*** LISTED ENTRIES Section Begins ***

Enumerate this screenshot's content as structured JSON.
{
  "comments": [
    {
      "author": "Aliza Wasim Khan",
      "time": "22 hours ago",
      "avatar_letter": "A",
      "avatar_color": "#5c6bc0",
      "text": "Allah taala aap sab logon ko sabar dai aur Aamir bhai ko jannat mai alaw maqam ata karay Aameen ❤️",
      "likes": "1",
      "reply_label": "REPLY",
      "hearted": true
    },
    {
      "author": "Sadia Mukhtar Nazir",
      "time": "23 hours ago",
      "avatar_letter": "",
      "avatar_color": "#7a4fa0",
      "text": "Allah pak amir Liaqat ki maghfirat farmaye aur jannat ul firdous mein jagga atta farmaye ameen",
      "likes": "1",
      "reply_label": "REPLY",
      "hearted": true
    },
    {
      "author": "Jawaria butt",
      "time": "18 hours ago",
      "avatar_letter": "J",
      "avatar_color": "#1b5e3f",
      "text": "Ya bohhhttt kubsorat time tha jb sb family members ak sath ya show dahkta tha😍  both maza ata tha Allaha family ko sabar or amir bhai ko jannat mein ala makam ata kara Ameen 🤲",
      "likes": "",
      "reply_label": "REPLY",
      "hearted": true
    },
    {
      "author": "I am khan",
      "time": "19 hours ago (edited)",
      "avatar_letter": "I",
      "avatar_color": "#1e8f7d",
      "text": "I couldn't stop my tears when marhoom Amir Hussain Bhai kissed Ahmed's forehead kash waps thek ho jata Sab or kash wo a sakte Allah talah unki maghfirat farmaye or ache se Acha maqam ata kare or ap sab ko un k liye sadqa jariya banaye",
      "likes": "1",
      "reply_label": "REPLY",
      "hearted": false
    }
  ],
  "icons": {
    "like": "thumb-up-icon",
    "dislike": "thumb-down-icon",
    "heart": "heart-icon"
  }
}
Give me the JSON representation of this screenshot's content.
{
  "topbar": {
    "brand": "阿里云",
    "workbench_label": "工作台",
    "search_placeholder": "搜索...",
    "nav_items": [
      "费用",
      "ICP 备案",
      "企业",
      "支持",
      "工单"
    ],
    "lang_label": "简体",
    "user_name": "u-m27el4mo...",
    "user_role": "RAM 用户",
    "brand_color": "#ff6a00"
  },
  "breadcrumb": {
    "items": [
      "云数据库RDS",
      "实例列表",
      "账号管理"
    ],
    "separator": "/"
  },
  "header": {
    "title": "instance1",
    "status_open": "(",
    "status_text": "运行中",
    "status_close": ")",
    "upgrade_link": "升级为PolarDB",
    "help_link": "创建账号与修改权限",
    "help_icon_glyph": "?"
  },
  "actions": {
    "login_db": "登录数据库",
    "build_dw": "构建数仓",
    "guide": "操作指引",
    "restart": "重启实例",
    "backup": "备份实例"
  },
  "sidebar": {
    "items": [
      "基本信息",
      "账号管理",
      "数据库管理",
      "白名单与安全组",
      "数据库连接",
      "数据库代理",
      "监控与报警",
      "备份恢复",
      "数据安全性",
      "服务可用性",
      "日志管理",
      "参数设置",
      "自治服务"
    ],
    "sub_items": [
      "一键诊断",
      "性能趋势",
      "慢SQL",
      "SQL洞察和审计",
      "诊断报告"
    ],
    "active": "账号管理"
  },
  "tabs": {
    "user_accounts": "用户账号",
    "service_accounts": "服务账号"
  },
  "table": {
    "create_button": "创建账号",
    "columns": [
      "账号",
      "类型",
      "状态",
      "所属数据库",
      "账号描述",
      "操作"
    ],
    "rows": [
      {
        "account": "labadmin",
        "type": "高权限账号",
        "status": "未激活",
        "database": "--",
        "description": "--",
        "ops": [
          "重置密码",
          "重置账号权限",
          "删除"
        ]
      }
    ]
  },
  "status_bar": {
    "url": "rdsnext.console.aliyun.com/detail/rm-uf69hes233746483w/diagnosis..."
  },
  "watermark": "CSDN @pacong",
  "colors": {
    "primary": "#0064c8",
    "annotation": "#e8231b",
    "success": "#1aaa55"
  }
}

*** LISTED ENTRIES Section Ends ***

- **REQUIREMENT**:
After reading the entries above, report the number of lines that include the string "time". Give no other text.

- **RESPONSE TO THIS EXERCISE**:
5